What you should do:
What lines in the entries hold the string "above"? List them.

Material to process:
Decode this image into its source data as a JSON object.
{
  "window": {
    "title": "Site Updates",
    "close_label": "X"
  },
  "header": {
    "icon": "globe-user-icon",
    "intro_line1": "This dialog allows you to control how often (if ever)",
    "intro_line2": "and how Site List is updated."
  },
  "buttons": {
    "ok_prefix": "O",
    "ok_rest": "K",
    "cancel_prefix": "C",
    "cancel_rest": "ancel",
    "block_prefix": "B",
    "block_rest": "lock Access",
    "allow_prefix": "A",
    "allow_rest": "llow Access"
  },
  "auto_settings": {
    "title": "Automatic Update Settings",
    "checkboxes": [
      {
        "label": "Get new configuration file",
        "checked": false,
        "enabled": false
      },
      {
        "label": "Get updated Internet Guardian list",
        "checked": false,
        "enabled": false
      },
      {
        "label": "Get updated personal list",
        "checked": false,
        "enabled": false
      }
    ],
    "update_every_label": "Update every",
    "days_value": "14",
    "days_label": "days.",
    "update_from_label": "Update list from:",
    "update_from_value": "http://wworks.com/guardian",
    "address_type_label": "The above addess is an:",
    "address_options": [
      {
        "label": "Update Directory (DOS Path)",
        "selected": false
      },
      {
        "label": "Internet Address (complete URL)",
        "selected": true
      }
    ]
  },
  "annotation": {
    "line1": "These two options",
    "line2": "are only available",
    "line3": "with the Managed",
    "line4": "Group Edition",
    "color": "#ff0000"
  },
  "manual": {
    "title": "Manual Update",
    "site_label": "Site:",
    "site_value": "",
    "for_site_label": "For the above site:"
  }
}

Response to the exercise:
    "address_type_label": "The above addess is an:",
    "for_site_label": "For the above site:"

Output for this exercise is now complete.